Location: Pest Management ResearchTitle: Bee (Apoidea) community response to perennial grass treatments managed for livestock production and conservation
|GRODSKY, STEVEN - University Of California, Davis|
|MONROE, ADRIAN - Colorado State University|
|MARTIN, JAMES - University Of Georgia|
Submitted to: Agriculture, Ecosystems and Environment
Publication Type: Peer Reviewed Journal
Publication Acceptance Date: 2/27/2021
Publication Date: 6/15/2021
Citation: Campbell, J.W., Grodsky, S.M., Monroe, A.P., Martin, J.A. 2021. Bee (Apoidea) community response to perennial grass treatments managed for livestock production and conservation. Agriculture, Ecosystems and Environment. 313:107391. https://doi.org/10.1016/j.agee.2021.107391.
Interpretive Summary: Grassland habitats have largely been converted into crop and pasture land, which has likely caused native bee declines. Restoring native warm season grasses within the Black Belt of Mississippi is an important conservation practice that can mitigate some of the destroyed grasslands and still provide forage for cattle. We tested four grass treatments for bee abundance and diversity. Treatments were: (1) mix of Bermuda and tall fescue (Schedonorus arundinaceus) grass grazed with cattle; (2) monocultures of Indiangrass (Sorghastrum nutans) grazed with cattle; (3) native grass polyculture [(Indiangrass, little bluestem (Schizachyrium scoparium), and big bluestem (Andropogon gerardii)] grazed with cattle; and (4) native grass polyculture without cattle. Overall, we found higher numbers of bees within the native grass pastures compared to the non-native mix of Bermuda and tall fescue. These data suggest that using native perennial grasses for livestock forage may be more ecologically friendly for bees compared to the use of non-native grasses.
Technical Abstract: Most grasslands world-wide have been converted into various row crops for agriculture and pasture for livestock foraging.
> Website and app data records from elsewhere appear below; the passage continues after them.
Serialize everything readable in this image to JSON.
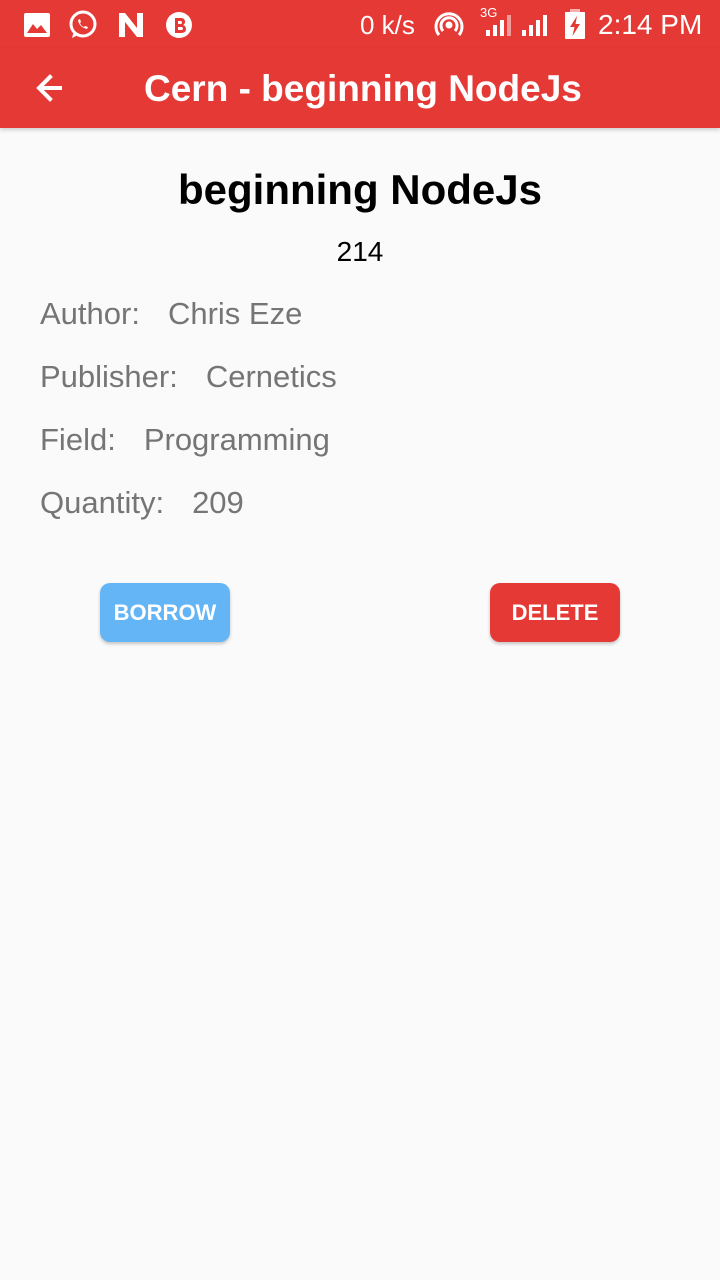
{
  "status_bar": {
    "net_speed": "0 k/s",
    "network_type": "3G",
    "time": "2:14 PM",
    "icons": [
      "gallery-icon",
      "whatsapp-icon",
      "n-app-icon",
      "b-app-icon",
      "hotspot-icon",
      "signal-icon",
      "signal-icon-2",
      "battery-charging-icon"
    ]
  },
  "app_bar": {
    "title": "Cern - beginning NodeJs",
    "back_icon": "arrow-left-icon"
  },
  "book": {
    "title": "beginning NodeJs",
    "id": "214",
    "author_label": "Author:",
    "author": "Chris Eze",
    "publisher_label": "Publisher:",
    "publisher": "Cernetics",
    "field_label": "Field:",
    "field": "Programming",
    "quantity_label": "Quantity:",
    "quantity": "209"
  },
  "actions": {
    "borrow_label": "BORROW",
    "delete_label": "DELETE"
  },
  "colors": {
    "primary": "#e53935",
    "borrow": "#64b5f6",
    "text_secondary": "#757575",
    "background": "#fafafa"
  }
}
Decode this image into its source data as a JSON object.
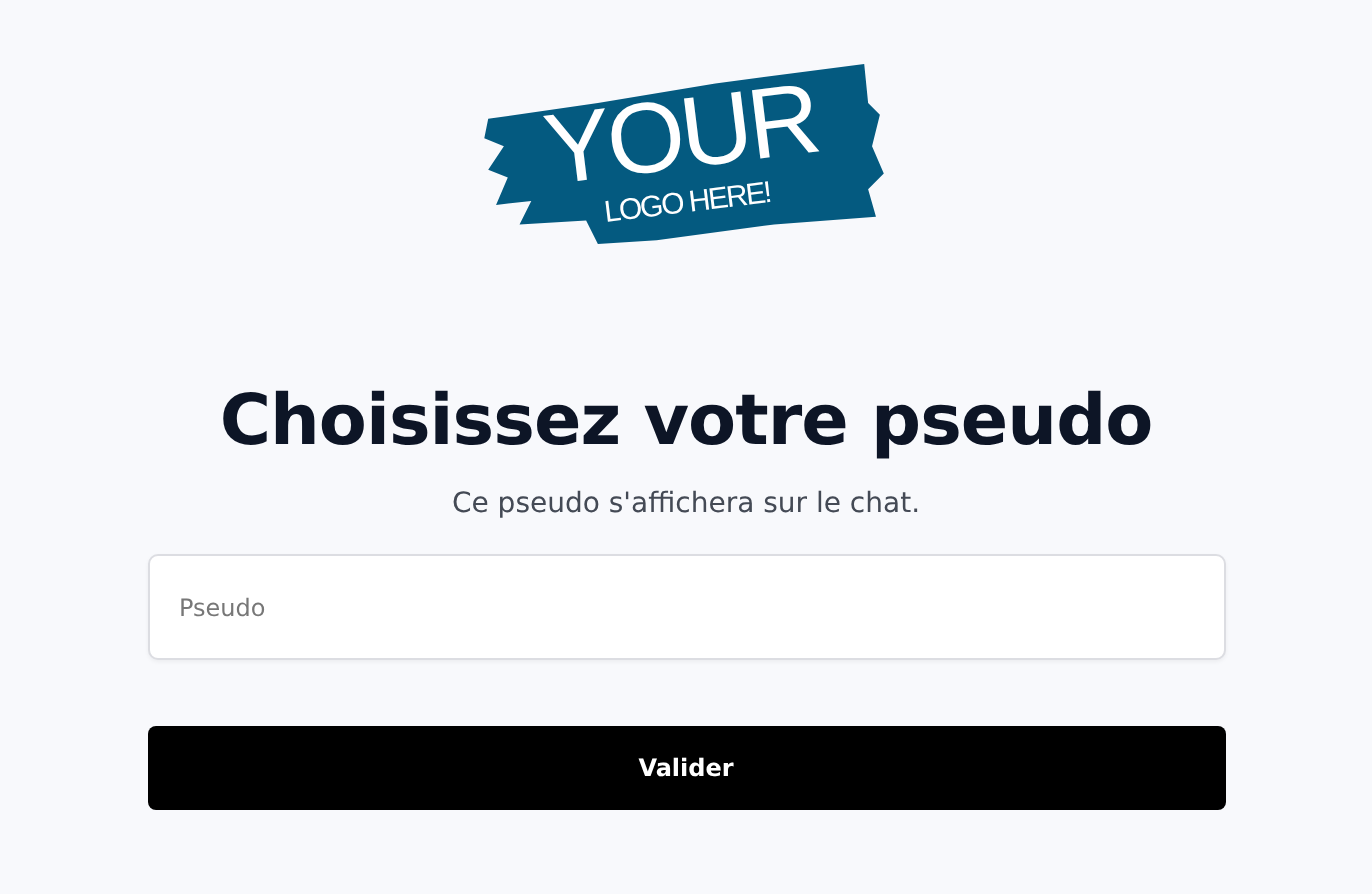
{
  "logo": {
    "title": "YOUR",
    "subtitle": "LOGO HERE!"
  },
  "heading": "Choisissez votre pseudo",
  "description": "Ce pseudo s'affichera sur le chat.",
  "field": {
    "placeholder": "Pseudo"
  },
  "button": {
    "label": "Valider"
  }
}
This conversion has likely disrupted arthropod communities, including pollinating bee communities. Pollinating native bees have been in decline in recent decades and much of this decline has been attributed to intensive agricultural practices. Native warm-season grasses have been promoted as alternatives to non-native grasses [e.g., bermudagrass (Cynodon dactylon)] in beef production systems. Reestablishing native grasses may provide an opportunity for land-sharing where agricultural production can enable conservation practices that potentially enhance bee biodiversity. Therefore, agricultural practices such as growing native perennial grasses for livestock forage that may minimize pollinating bee community disruption should be considered. We used colored pan traps to collect bees in four treatments of perennial grass plantings associated with operational livestock pastures during 2011-2012. The four treatments were: (1) mix of Bermuda and tall fescue (Schedonorus arundinaceus) grass grazed with cattle; (2) monocultures of Indiangrass (Sorghastrum nutans) grazed with cattle; (3) native grass polyculture [(Indiangrass, little bluestem (Schizachyrium scoparium), and big bluestem (Andropogon gerardii)] grazed with cattle; and (4) native grass polyculture without cattle. We generally documented greater abundances and richness of bees in native grass treatments compared to exotic grass treatments; however, treatment-level differences were bee genera- or species-dependent. Lack of grazing in the native grass mixture treatment did result in higher bee abundance and taxa richness compared to the native grass mixture treatment with cattle. Our results support the conception that perennial native grasses have the potential to attract numerous, beneficial bee species and may provide some pollen rewards and suitable nesting substrate for bees. Therefore, using native perennial grasses as livestock forage may be a more ecologically friendly surrogate to non-native forage used for livestock production to promote pollination services and native bee diversity in agricultural lands.